**HOW TO COMPLETE THIS TASK**
Filter the material below so that only lines containing "value" remain.

**RECORDS SHOWN**
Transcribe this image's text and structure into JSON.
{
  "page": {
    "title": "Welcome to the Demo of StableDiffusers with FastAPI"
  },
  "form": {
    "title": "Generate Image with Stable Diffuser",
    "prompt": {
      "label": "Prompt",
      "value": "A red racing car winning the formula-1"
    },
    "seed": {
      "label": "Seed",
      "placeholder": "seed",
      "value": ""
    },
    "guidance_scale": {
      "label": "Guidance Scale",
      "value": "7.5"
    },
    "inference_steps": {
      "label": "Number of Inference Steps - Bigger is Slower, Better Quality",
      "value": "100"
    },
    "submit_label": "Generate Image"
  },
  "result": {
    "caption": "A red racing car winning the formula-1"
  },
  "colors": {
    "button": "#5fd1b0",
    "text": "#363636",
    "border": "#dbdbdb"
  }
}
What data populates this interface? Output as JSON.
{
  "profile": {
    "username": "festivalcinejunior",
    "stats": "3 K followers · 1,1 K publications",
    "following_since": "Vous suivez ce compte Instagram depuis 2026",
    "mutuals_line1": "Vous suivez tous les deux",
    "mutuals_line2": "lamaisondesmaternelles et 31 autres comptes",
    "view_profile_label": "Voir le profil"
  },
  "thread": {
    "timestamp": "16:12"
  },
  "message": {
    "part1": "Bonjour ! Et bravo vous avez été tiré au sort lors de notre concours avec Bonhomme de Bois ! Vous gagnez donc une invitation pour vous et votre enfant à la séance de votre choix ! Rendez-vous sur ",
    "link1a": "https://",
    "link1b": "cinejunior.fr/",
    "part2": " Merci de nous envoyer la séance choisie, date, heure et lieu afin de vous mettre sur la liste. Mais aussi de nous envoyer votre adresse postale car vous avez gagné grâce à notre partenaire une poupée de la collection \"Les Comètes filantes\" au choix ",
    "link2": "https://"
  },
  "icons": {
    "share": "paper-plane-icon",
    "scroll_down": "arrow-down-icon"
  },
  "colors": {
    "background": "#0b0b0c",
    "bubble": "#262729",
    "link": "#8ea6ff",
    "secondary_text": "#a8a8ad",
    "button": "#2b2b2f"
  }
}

**SOLUTION**
      "value": "A red racing car winning the formula-1"
      "value": ""
      "value": "7.5"
      "value": "100"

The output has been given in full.